The path that can be taken at this point is to implement everything that has been described for the function wrapper and object proxy as a Python C extension module. For simplicity we can keep the decorator factory itself implemented as pure Python code as execution of that is not time critical as it would only be invoked once when the decorator is applied to the function and not on every call of the decorated function.

One thing I am definitely not going to do is blog about how to go about implementing the function wrapper and object proxy as a Python C extension module. Rest assured though that it works in the same way as the parallel pure Python implementation. It does obviously though run a lot quicker due to being implemented as C code using the Python C APIs rather than as pure Python code.

What is the result then by implementing the function wrapper and object proxy as a Python C extension module? It is:
1000000 loops, best of 3: 0.382 usec per loop
So although a lot more effort was required in actually implementing the function wrapper and object proxy as a Python C extension module, the effort was well worth it, with the results now being very close to the implementation of the decorator that used a function closure.

Normal functions vs methods of classes

So far we have only considered the case of decorating a normal function. As expected, due to the introduction of an extra level of indirection as well as the function wrapper being implemented as a class, overhead was notably more. Albeit, that it was still in the order of only half a microsecond.

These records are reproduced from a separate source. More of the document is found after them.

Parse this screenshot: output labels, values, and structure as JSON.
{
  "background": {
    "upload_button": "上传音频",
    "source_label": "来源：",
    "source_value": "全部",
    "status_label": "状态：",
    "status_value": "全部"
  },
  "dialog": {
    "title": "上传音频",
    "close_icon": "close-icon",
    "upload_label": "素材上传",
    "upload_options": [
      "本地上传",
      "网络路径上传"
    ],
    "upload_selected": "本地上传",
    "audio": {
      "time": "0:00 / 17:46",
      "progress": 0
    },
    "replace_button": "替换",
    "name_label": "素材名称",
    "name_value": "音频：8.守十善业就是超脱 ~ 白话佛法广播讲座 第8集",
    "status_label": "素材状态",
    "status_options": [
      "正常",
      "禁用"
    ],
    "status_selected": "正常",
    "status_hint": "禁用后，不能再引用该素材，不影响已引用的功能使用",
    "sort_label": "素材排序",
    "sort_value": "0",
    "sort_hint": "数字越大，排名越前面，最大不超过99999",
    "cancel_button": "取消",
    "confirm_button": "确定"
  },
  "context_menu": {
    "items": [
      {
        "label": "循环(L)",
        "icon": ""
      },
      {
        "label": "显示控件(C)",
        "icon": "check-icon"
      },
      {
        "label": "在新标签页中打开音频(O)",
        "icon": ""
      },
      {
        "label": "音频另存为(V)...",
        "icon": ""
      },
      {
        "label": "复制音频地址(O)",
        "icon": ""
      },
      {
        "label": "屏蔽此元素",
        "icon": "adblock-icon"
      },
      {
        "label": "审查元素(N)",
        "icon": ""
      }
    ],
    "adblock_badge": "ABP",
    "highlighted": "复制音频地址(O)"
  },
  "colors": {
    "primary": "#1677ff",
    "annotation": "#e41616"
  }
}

All the same, we were able to speed things up to a point, by implementing our function wrapper and object proxy as C code, where the overhead above that of a decorator implemented as a function closure was negligible.

What now about where we decorate methods of a class. That is, instance methods, class methods and static methods. For that you will need to wait until the next blog post in this series on decorators.


Alexander said...

Have you considered using function that does something rather then empty one?

Graham Dumpleton said...

How would that help or make a difference?

The point of the exercise is to try and quantify how much extra base overhead there is to using this approach to implementing a decorator. As soon as you have the function being wrapped doing actual work, then that extra overhead quickly goes down as a percentage of the total cost of calling the wrapped function and ends up being indistinguishable noise.

So, for functions which are already expensive to call, adding a decorator isn't going to make any real difference. So it is more important to look towards where the function is intended to be as quick as possible as people get concerned about the cumulative overhead of having a decorator if such a function is called a large number of times. This is especially the case for high performance web applications where people have a web application and are after response times in milliseconds.

The impact of any overhead will become more apparent when I get a chance to do the followup post which looks at the overhead of applying a decorator to a method of a class.

A. Jesse Jiryu Davis said...

A great article in a fantastic series of articles. This whole analysis of decorators is a substantial contribution to the field.